High winds and rain hit the south Willamette Valley
EUGENE, Ore. -- A blizzard warning went into effect Sunday night for much of central Oregon and parts of Lane County, the National Weather Service said.
The warning is scheduled from 6 p.m. Sunday until the same time on Monday evening.
The rarely seen blizzard warning is only expected to hit higher elevation areas of the Cascade range and parts of Central Oregon.
Locally, a wind advisory is in effect for the lower Willamette Valley, including parts of Benton, Linn and Lane Counties. The advisory is scheduled to last until 12 p.m. Monday.
The weather service reports that gusts could be as strong as 40 miles per hour in the valley, and upwards of 60 MPH in the passes.
Officials from the Oregon Department of Transportation and Lane County Sheriff's Office say that the stormy weather could cause hazards on many of Oregon's roads. They advise people to stay off the roads Sunday night, as there have already been numerous downed trees and powerlines.More from ODOT and LCSO | Read the full wind advisoryOn Sunday night, officials from Lane and Douglas Electric have reported outages to their customers. They said that the early-evening storm front downed trees and lines across the two counties.If your power is out, call your local company to report the outage. (Numbers can be found here)

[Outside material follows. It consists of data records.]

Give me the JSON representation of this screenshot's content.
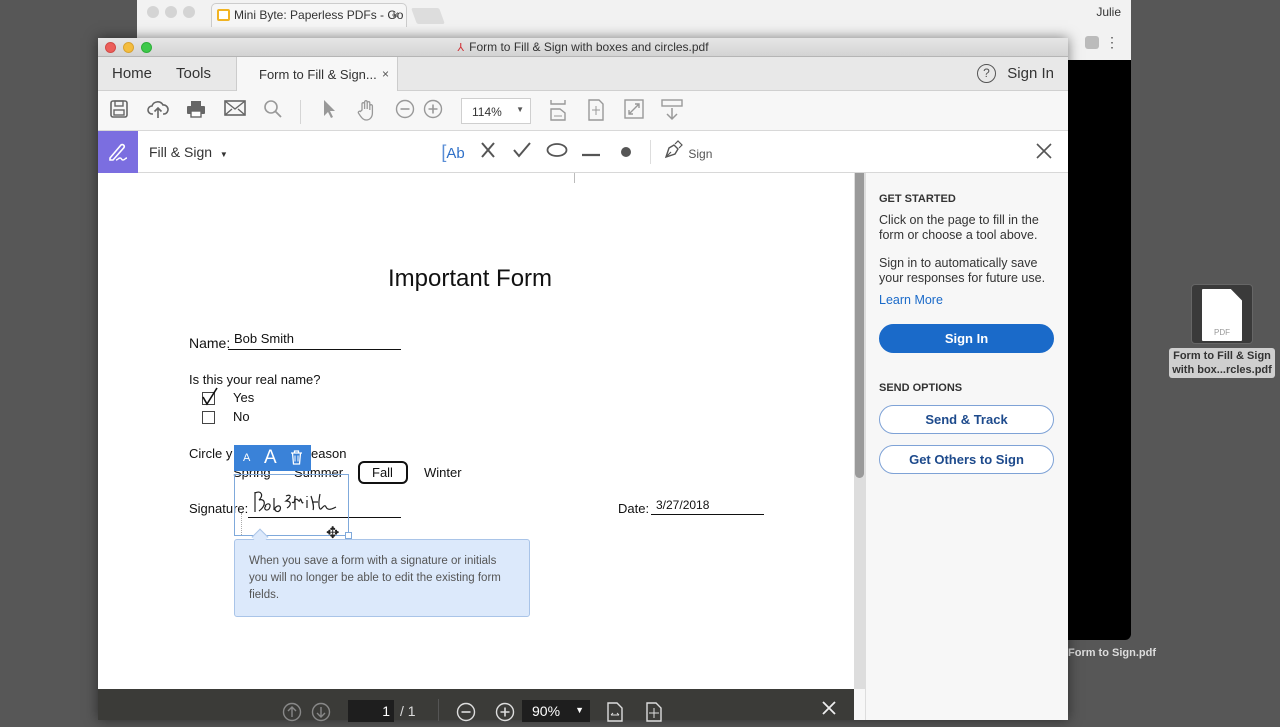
{
  "browser": {
    "tab_title": "Mini Byte: Paperless PDFs - Go",
    "user": "Julie"
  },
  "desktop": {
    "file1_tag": "PDF",
    "file1_label_line1": "Form to Fill & Sign",
    "file1_label_line2": "with box...rcles.pdf",
    "file2_label": "Form to Sign.pdf"
  },
  "window": {
    "title": "Form to Fill & Sign with boxes and circles.pdf",
    "nav": {
      "home": "Home",
      "tools": "Tools"
    },
    "doc_tab": "Form to Fill & Sign...",
    "help": "?",
    "sign_in": "Sign In"
  },
  "toolbar": {
    "zoom": "114%",
    "icons": [
      "save-icon",
      "upload-icon",
      "print-icon",
      "email-icon",
      "search-icon",
      "select-icon",
      "hand-icon",
      "zoom-out-icon",
      "zoom-in-icon",
      "scroll-mode-icon",
      "fit-page-icon",
      "fullscreen-icon",
      "read-mode-icon"
    ]
  },
  "fill_sign": {
    "label": "Fill & Sign",
    "text_tool": "Ab",
    "sign_label": "Sign"
  },
  "form": {
    "title": "Important Form",
    "name_label": "Name:",
    "name_value": "Bob Smith",
    "question": "Is this your real name?",
    "yes_label": "Yes",
    "yes_checked": true,
    "no_label": "No",
    "no_checked": false,
    "season_label": "Circle your favorite season",
    "season_visible_start": "Circle y",
    "season_visible_end": "eason",
    "seasons": [
      "Spring",
      "Summer",
      "Fall",
      "Winter"
    ],
    "selected_season": "Fall",
    "signature_label": "Signature:",
    "signature_value": "BobSmith",
    "date_label": "Date:",
    "date_value": "3/27/2018"
  },
  "signature_toolbar": {
    "small": "A",
    "large": "A"
  },
  "tooltip": "When you save a form with a signature or initials you will no longer be able to edit the existing form fields.",
  "right_panel": {
    "get_started_heading": "GET STARTED",
    "get_started_text": "Click on the page to fill in the form or choose a tool above.",
    "signin_text": "Sign in to automatically save your responses for future use.",
    "learn_more": "Learn More",
    "sign_in_button": "Sign In",
    "send_options_heading": "SEND OPTIONS",
    "send_track_button": "Send & Track",
    "get_others_button": "Get Others to Sign",
    "accent_color": "#1a6ac9"
  },
  "bottom_bar": {
    "page_current": "1",
    "page_total": "/ 1",
    "zoom": "90%"
  }
}
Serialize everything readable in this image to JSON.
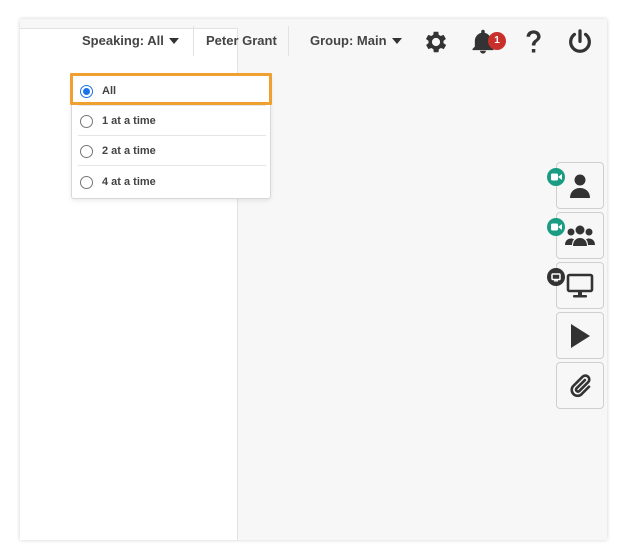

Officials sent out the blizzard warning to inform people of a weather front that could bring heavy snow and strong winds to the Cascades in eastern Lane County and central Oregon. Blizzard warnings are issued when heavy snow is expected in combination with winds over 35 mph.
Many residents in the area received a "Blizzard warning in this area" alert on their smart phones shortly after the NWS issued the warning.
While the cell phone advisory did say that a blizzard was in "this area", the recipient might not actually see the stormy weather locally. The National Weather Service sends out the update to people within the county lines, even if the warning or watch affects only a portion of the county.
The possibility of high winds and snow could make for hazardous road conditions, so officials are asking people to stay off the roads if at all possible.
In the release, the NWS included Oakridge as one of the cities likely to experience stormy weather.
The weather advisory said that heavy snow is likely to fall overnight and into Monday. They added that there will likely be an accumulation of 1 to 2 feet in areas above 3,000 feet. The snow level could fall as low as 1,500 to 2,000 feet by Monday morning in eastern Lane County.
Strong winds are predicted across the northwest as southwest Washington and northwest Oregon prepare for a high wind advisory.
Coastal routes and Coast Range roads such as U.S. 101, U.S. 30, U.S. 26 and OR 6 are expected to receive the full force of these winds.
Motorists may want to delay trips on these roads or expect difficult driving conditions. Be careful and drive with caution.
Lane County Sheriff's Office advises residents to "Hunker Down":
The Lane County Sheriff's Office advises resident to stay home tonight and only travel if necessary.
The National Weather Service has issued severe weather warnings for all areas of Lane County in effect until 6 am Monday morning.
Strong winds may bring down trees, limbs and power lines making travel conditions hazardous. DO NOT touch downed power lines. If trapped in your car by a downed power line sit tight, do not touch anything until the power line has been cleared of electricity.
Residents should expect intermittent power outages. Blizzard conditions are expected in the Cascades. DO NOT travel over the passes.
Lane County Sheriff's Office Emergency Manager, Linda Cook, says, "This is a good time to hunker down and check your emergency preparedness kits".
Check ODOT's Tripcheck to check for road closures and other severe weather warnings.
Please be patient with road closures and do not try to circumvent travel routes by taking alternate routes along poorly maintainedor lesser traveled forest roads; you may get trapped on the road for several hours until emergency crews arrive.
Strong damaging winds along the coast will cause high seas, sneaker waves and debris such as logs to be washed on shore. Keep children away from the surf.